Spoiler alert, it did make a cake but if I’m honest I wasn’t really sure what I would get until I pulled it out of the oven. As far as my “no rising agent” fear was concerned, it turned out not to be an issue because it didn’t rise. It went in and came out just as it was which created a very stodgy dessert along the lines of a bread pudding. I think the oddest bit might have been how long it had to cook. The recipe called for an hour and a half at 275 which is low but I figured with everything essentially being cooked it didn’t need much. Just firming up but no, I ended up cranking it up to 300 and cooking it for a grand total of three hours or so with it still being a bit fragile though it firmed up as it cooled.
It should look nicer than the picture suggests but I go impatient with the cooling process and left half the cake in the pan.

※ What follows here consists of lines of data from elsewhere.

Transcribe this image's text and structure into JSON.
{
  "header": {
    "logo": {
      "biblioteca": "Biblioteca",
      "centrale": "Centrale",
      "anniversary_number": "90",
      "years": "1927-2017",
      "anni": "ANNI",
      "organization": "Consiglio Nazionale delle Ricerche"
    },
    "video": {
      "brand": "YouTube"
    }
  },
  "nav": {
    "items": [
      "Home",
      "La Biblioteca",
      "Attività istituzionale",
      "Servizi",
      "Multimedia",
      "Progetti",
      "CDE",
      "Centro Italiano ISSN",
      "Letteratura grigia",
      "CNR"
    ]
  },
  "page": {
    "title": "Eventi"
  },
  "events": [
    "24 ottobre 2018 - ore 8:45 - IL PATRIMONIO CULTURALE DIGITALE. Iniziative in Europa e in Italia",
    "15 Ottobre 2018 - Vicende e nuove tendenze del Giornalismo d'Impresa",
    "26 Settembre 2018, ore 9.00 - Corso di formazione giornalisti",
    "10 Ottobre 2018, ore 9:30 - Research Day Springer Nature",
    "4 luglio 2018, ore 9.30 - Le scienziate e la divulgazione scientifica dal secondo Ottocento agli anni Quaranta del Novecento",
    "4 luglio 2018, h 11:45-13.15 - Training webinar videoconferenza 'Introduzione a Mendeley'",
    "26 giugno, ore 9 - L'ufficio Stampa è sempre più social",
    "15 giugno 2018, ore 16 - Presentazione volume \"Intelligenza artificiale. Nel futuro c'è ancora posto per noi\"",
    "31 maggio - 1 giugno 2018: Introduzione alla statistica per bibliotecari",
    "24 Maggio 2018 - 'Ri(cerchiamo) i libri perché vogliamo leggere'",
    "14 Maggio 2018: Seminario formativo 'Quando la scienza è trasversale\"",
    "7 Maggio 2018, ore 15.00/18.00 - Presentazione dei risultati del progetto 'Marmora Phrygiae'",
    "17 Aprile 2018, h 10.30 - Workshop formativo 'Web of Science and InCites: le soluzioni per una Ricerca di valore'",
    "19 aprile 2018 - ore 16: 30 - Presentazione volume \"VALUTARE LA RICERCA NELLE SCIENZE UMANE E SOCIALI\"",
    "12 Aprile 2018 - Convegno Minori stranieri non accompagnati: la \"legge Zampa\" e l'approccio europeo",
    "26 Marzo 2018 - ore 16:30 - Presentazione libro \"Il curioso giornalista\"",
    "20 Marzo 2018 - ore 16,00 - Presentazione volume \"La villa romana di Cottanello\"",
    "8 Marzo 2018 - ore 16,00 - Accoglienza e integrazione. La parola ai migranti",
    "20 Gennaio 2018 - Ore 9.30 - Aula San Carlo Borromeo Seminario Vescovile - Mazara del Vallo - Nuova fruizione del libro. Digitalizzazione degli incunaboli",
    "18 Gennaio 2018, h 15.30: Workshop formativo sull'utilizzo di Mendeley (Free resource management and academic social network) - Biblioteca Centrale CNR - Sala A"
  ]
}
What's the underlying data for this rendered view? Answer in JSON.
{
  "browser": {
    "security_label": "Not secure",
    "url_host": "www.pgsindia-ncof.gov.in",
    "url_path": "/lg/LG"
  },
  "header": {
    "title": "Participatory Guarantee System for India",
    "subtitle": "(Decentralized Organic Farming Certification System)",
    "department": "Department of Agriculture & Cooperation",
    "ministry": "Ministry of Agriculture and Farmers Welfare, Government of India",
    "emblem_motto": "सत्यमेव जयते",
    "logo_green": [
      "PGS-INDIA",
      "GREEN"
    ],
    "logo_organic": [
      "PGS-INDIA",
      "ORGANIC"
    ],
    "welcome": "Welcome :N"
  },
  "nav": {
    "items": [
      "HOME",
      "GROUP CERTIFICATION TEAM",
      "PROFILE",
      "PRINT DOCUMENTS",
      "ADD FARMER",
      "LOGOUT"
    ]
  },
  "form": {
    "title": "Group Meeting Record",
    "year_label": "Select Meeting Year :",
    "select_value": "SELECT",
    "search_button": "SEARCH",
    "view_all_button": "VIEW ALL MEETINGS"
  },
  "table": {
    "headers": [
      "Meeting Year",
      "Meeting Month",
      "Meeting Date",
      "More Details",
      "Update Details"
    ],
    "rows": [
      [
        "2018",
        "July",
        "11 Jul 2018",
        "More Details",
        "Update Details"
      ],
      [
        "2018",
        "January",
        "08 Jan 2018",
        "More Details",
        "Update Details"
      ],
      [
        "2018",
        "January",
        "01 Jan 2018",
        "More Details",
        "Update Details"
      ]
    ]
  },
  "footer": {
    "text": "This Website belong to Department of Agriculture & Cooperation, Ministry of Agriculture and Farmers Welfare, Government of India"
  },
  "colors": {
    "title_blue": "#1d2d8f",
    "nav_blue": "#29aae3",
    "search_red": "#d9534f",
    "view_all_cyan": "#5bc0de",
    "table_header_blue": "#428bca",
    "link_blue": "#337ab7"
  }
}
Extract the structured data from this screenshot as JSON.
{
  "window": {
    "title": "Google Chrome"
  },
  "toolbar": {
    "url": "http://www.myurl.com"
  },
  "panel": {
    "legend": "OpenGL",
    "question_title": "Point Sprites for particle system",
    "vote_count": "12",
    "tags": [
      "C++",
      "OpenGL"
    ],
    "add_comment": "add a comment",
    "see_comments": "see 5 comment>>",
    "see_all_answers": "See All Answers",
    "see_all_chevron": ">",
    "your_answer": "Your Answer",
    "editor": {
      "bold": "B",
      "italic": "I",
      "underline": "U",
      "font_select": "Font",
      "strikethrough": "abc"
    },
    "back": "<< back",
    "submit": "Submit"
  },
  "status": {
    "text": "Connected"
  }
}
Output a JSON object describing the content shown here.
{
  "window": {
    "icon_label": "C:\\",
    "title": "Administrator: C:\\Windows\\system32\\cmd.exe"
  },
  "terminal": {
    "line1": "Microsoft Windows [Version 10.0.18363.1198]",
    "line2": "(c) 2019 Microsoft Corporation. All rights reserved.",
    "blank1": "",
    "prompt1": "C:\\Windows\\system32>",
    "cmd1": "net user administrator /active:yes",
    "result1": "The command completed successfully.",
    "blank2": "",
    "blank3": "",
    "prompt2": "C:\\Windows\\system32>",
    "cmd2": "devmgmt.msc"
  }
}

So, what did I think? Y’all! This was absolutely delicious and I am sorry I ever doubted the 1970’s housewife that decided to make do with vanilla wafers when she ran out of flour. It tasted like a Samoa sans the chocolate which is just a blessing. I have no doubt that you could make all kinds of creative substitutions with other store cupboard staples which I may do in the future. However, I think if I were to ever make it again I would do it in a brownie pan and finish it with a drizzle of chocolate for a full Samoa experience. Overall, it was well worth the effort and something fun to take to the next party but what should we call it? I’m open to suggestions but for now I’m calling it the Mystery Cake.